# EXERCISE BRIEF
Print the records again, matching each line exactly.
Start of THE RECORDS
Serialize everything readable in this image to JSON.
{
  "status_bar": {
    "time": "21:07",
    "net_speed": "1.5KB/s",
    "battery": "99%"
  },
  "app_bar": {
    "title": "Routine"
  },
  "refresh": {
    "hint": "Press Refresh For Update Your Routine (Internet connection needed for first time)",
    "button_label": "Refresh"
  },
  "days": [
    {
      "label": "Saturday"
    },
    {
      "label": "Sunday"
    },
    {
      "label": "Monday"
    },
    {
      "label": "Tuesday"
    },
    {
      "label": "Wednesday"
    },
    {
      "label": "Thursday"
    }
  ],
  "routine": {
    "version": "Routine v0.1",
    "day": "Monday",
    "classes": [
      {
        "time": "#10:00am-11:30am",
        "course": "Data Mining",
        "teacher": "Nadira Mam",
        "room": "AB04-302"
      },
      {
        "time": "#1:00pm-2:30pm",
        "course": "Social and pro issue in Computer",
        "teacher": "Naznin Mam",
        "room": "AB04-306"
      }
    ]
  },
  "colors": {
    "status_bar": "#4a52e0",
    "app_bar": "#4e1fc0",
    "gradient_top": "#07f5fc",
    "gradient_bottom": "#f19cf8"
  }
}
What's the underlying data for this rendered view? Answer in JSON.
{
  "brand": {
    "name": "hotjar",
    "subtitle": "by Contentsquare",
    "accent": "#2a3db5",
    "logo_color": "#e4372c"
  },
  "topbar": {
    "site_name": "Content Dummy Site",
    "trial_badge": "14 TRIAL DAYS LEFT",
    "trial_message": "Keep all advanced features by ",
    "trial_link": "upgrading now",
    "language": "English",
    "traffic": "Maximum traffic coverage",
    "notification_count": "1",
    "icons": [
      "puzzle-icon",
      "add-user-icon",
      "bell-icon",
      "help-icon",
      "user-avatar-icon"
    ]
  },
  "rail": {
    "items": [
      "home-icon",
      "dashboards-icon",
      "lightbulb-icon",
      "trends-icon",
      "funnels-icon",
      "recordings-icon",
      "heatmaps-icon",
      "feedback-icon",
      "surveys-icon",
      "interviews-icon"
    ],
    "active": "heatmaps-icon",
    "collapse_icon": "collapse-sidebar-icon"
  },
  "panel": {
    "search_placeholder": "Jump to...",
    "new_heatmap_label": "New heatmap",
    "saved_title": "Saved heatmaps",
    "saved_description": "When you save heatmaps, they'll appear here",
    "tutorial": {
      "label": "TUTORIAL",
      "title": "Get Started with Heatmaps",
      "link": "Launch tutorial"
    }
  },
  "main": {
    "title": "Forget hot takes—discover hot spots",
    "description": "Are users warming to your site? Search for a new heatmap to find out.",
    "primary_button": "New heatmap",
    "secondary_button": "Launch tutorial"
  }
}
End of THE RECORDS
# EXERCISE RESULT
Serialize everything readable in this image to JSON.
{
  "status_bar": {
    "time": "21:07",
    "net_speed": "1.5KB/s",
    "battery": "99%"
  },
  "app_bar": {
    "title": "Routine"
  },
  "refresh": {
    "hint": "Press Refresh For Update Your Routine (Internet connection needed for first time)",
    "button_label": "Refresh"
  },
  "days": [
    {
      "label": "Saturday"
    },
    {
      "label": "Sunday"
    },
    {
      "label": "Monday"
    },
    {
      "label": "Tuesday"
    },
    {
      "label": "Wednesday"
    },
    {
      "label": "Thursday"
    }
  ],
  "routine": {
    "version": "Routine v0.1",
    "day": "Monday",
    "classes": [
      {
        "time": "#10:00am-11:30am",
        "course": "Data Mining",
        "teacher": "Nadira Mam",
        "room": "AB04-302"
      },
      {
        "time": "#1:00pm-2:30pm",
        "course": "Social and pro issue in Computer",
        "teacher": "Naznin Mam",
        "room": "AB04-306"
      }
    ]
  },
  "colors": {
    "status_bar": "#4a52e0",
    "app_bar": "#4e1fc0",
    "gradient_top": "#07f5fc",
    "gradient_bottom": "#f19cf8"
  }
}
What's the underlying data for this rendered view? Answer in JSON.
{
  "brand": {
    "name": "hotjar",
    "subtitle": "by Contentsquare",
    "accent": "#2a3db5",
    "logo_color": "#e4372c"
  },
  "topbar": {
    "site_name": "Content Dummy Site",
    "trial_badge": "14 TRIAL DAYS LEFT",
    "trial_message": "Keep all advanced features by ",
    "trial_link": "upgrading now",
    "language": "English",
    "traffic": "Maximum traffic coverage",
    "notification_count": "1",
    "icons": [
      "puzzle-icon",
      "add-user-icon",
      "bell-icon",
      "help-icon",
      "user-avatar-icon"
    ]
  },
  "rail": {
    "items": [
      "home-icon",
      "dashboards-icon",
      "lightbulb-icon",
      "trends-icon",
      "funnels-icon",
      "recordings-icon",
      "heatmaps-icon",
      "feedback-icon",
      "surveys-icon",
      "interviews-icon"
    ],
    "active": "heatmaps-icon",
    "collapse_icon": "collapse-sidebar-icon"
  },
  "panel": {
    "search_placeholder": "Jump to...",
    "new_heatmap_label": "New heatmap",
    "saved_title": "Saved heatmaps",
    "saved_description": "When you save heatmaps, they'll appear here",
    "tutorial": {
      "label": "TUTORIAL",
      "title": "Get Started with Heatmaps",
      "link": "Launch tutorial"
    }
  },
  "main": {
    "title": "Forget hot takes—discover hot spots",
    "description": "Are users warming to your site? Search for a new heatmap to find out.",
    "primary_button": "New heatmap",
    "secondary_button": "Launch tutorial"
  }
}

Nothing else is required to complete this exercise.